|Title||Collective ground states in small lattices of coupled quantum dots|
|Publication Type||Journal Article|
|Year of Publication||2020|
|Authors||DD. Vu, and S. Das Sarma|
|Journal||Phys. Rev. Res.|
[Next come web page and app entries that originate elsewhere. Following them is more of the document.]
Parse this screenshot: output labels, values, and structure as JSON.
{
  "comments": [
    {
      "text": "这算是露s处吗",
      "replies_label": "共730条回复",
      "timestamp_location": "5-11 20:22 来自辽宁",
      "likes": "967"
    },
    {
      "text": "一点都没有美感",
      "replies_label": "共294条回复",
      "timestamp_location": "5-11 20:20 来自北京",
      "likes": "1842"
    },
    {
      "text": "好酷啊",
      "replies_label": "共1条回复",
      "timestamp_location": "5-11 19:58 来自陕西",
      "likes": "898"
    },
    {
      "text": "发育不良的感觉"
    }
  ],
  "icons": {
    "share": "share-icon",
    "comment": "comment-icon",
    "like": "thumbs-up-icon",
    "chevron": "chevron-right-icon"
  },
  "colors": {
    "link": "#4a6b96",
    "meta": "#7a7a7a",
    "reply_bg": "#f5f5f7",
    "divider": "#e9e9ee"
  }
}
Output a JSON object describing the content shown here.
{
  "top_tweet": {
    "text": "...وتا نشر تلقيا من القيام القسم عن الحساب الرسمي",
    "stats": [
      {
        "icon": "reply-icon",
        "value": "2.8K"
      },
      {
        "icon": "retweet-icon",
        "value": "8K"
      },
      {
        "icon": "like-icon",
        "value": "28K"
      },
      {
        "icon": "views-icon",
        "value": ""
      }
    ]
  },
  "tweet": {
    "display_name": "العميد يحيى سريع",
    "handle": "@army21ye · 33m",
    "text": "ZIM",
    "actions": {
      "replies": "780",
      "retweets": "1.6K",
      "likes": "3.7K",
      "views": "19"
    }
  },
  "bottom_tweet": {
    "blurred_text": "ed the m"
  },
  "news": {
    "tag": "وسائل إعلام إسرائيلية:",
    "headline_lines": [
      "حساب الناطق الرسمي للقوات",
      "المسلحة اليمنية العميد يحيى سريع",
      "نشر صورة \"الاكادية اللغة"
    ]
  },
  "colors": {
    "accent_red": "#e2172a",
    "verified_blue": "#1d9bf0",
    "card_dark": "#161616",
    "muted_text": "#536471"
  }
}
Motivated by recent developments on the fabrication and control of semiconductor-based quantum dots, we theoretically study a finite system of tunnel-coupled quantum dots with the electrons interacting through the long-range Coulomb interaction. When the interelectron separation is large and the quantum dot confinement potential is weak, the system behaves as an effective Wigner crystal with a period determined by the electron average density with considerable electron hopping throughout the system. For stronger periodic confinement potentials, however, the system makes a crossover to a Mott-type ground state where the electrons are completely localized at the individual dots with little interdot tunneling. In between these two phases, the system is essentially a strongly correlated electron liquid with intersite electron hopping constrained by strong Coulomb interaction. We characterize this Wigner-Mott-liquid quantum crossover with detailed numerical finite-size diagonalization calculations of the coupled interacting quantum dot system, showing that these phases can be smoothly connected by tuning the system parameters. Experimental feasibility of observing such a hopping-tuned Wigner-Mott-liquid crossover in currently available semiconductor quantum dots is discussed. In particular, we connect our theoretical results to recent quantum-dot-based quantum emulation experiments where a collective Coulomb blockade was demonstrated. We discuss realistic disorder effects on our theoretical findings. One conclusion of our work is that experiments must explore lower density quantum dot arrays in order to clearly observe the Wigner phase although the Mott-liquid crossover phenomenon should already manifest itself in the currently available quantum dot arrays. We also suggest a direct experimental electron density probe, such as atomic force microscopy or scanning tunneling microscopy, for a clear observation of the effective Wigner crystal phase.